The data START
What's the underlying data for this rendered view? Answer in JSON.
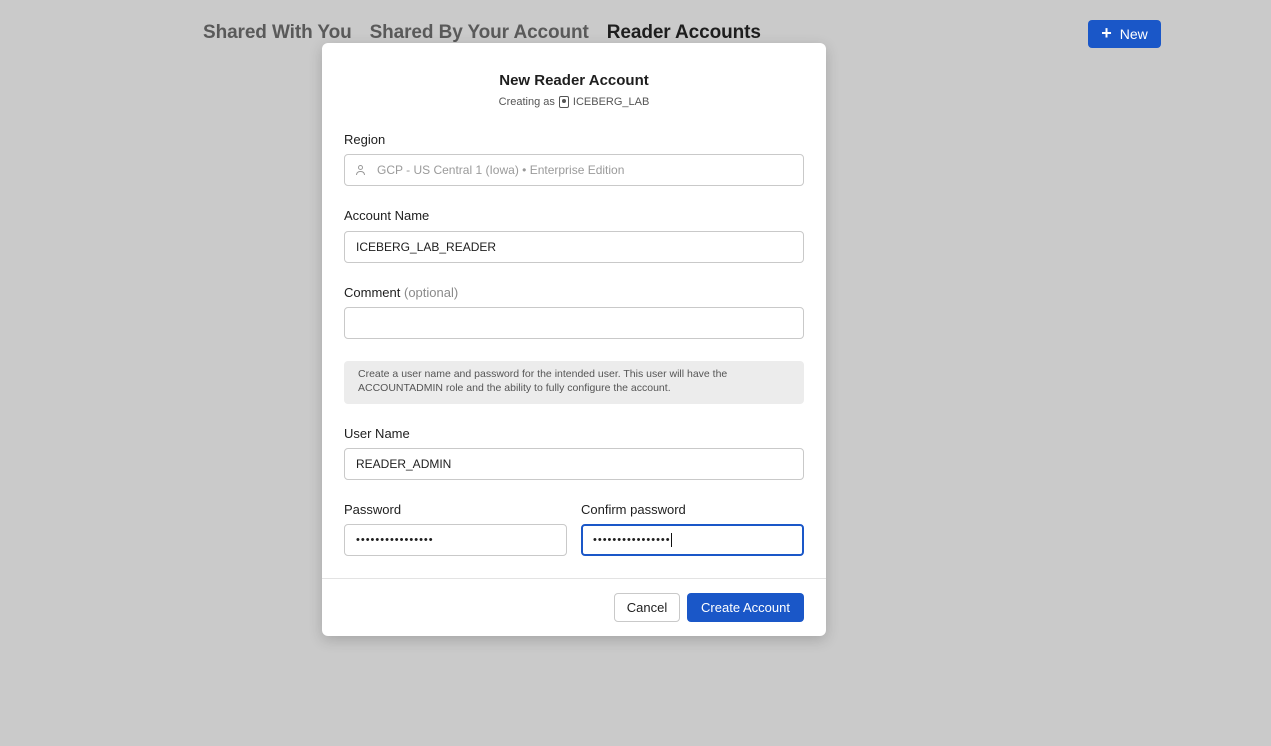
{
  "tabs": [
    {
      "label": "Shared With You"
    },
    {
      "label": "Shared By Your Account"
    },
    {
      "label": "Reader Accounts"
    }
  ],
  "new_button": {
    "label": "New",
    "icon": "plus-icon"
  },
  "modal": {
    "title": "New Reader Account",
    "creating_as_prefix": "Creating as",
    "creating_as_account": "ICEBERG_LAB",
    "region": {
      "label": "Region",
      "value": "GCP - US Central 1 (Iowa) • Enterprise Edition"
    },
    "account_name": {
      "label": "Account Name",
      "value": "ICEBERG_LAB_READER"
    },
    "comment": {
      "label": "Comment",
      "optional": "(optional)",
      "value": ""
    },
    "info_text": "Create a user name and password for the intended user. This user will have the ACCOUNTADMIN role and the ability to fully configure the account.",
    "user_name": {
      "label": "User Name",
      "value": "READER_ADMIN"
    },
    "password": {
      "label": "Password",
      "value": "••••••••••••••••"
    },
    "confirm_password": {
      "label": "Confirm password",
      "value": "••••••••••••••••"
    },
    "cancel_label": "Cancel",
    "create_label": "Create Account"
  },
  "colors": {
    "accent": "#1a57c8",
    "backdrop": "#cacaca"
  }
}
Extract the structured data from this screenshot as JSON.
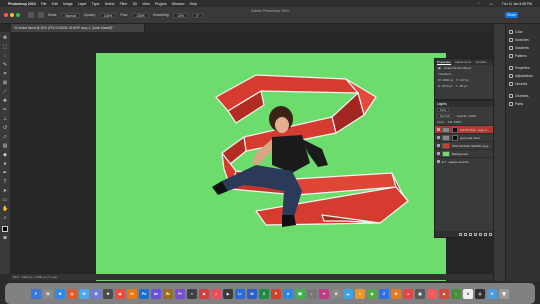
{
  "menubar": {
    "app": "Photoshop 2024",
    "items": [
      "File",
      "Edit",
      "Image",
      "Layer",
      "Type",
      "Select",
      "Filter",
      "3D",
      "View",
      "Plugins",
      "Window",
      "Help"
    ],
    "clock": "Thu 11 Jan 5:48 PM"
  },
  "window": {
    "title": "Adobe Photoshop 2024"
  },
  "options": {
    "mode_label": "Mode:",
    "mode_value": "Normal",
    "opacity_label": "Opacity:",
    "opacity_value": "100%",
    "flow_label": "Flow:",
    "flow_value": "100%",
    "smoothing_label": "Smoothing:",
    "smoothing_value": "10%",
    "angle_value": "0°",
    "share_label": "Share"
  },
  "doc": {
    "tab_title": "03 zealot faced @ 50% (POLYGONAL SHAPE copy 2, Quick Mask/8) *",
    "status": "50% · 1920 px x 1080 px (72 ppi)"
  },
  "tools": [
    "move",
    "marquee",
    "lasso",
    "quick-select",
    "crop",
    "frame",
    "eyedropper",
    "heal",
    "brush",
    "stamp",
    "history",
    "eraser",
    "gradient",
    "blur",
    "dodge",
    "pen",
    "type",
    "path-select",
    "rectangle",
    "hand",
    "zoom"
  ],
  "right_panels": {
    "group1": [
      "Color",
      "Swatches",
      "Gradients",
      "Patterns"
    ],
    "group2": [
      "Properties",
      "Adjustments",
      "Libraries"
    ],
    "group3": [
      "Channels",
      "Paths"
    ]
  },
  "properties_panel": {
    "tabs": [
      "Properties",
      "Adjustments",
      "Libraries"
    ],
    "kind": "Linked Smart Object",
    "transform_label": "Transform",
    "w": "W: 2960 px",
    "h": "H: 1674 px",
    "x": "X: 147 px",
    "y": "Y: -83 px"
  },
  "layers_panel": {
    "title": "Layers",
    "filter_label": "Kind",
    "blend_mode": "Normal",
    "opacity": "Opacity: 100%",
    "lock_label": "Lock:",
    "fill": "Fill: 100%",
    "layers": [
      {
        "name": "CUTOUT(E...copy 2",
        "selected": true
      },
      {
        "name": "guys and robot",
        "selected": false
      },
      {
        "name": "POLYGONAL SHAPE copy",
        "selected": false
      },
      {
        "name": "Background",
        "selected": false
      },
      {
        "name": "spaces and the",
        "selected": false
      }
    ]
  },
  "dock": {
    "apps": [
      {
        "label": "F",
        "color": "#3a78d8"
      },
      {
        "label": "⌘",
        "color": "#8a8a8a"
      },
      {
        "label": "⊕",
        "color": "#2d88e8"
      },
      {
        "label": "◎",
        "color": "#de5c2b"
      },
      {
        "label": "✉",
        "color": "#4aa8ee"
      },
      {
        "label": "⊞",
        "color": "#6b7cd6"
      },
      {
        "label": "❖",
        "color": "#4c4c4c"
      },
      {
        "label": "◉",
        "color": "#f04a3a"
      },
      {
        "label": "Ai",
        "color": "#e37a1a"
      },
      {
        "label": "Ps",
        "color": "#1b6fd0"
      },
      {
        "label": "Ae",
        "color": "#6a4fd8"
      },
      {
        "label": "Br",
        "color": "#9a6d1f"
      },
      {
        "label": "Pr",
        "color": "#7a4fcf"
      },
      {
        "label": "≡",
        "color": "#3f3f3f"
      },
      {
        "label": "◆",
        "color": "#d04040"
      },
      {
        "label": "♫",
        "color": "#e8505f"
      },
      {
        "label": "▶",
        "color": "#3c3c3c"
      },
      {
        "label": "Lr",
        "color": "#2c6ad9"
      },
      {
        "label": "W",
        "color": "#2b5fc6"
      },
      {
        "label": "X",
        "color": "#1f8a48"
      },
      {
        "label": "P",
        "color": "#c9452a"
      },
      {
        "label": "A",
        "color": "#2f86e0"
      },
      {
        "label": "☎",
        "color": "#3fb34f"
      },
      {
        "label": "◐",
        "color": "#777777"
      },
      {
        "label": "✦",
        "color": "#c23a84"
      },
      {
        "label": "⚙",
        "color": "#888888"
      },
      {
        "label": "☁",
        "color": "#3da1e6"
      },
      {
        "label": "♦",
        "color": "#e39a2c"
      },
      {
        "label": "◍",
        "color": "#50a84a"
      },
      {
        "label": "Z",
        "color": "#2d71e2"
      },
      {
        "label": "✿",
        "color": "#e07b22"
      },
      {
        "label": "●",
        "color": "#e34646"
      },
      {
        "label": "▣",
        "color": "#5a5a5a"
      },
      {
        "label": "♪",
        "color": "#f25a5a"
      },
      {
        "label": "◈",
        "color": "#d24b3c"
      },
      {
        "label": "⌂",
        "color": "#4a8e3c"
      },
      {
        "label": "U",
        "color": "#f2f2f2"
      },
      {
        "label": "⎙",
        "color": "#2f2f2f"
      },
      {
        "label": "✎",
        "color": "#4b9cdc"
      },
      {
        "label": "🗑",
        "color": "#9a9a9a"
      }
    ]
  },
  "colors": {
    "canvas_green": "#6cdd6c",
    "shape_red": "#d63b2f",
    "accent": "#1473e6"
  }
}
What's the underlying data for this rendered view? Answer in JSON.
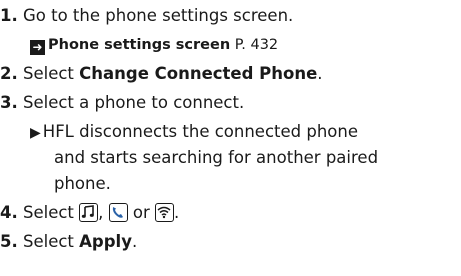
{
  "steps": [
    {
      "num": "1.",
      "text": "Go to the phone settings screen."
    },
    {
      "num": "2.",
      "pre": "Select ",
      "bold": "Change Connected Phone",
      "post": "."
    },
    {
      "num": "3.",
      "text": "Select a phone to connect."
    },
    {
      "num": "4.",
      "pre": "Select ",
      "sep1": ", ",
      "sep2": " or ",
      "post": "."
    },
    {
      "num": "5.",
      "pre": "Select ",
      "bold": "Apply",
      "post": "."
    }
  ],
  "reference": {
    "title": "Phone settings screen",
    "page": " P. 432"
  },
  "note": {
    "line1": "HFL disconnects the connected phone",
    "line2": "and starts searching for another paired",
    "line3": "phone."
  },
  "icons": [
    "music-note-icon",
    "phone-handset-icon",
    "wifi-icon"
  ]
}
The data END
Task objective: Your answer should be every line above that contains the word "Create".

Written solution:
    "info_text": "Create a user name and password for the intended user. This user will have the ACCOUNTADMIN role and the ability to fully configure the account.",
    "create_label": "Create Account"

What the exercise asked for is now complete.